WORK INSTRUCTIONS: All entries below must be given again exactly as they stand.

Records from a data collection:
== == ==
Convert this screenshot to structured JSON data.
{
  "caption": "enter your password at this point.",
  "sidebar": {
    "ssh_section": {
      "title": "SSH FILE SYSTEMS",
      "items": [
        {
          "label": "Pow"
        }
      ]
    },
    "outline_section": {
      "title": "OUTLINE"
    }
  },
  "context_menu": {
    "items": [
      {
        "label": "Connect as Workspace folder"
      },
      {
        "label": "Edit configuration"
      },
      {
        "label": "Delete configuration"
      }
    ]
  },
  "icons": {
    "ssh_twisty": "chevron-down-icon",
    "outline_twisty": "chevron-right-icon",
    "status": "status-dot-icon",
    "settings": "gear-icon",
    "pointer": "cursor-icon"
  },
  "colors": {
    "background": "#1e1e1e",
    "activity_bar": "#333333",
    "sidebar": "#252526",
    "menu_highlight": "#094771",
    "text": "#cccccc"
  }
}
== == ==
ANSWER TO THIS PROBLEM:
Convert this screenshot to structured JSON data.
{
  "caption": "enter your password at this point.",
  "sidebar": {
    "ssh_section": {
      "title": "SSH FILE SYSTEMS",
      "items": [
        {
          "label": "Pow"
        }
      ]
    },
    "outline_section": {
      "title": "OUTLINE"
    }
  },
  "context_menu": {
    "items": [
      {
        "label": "Connect as Workspace folder"
      },
      {
        "label": "Edit configuration"
      },
      {
        "label": "Delete configuration"
      }
    ]
  },
  "icons": {
    "ssh_twisty": "chevron-down-icon",
    "outline_twisty": "chevron-right-icon",
    "status": "status-dot-icon",
    "settings": "gear-icon",
    "pointer": "cursor-icon"
  },
  "colors": {
    "background": "#1e1e1e",
    "activity_bar": "#333333",
    "sidebar": "#252526",
    "menu_highlight": "#094771",
    "text": "#cccccc"
  }
}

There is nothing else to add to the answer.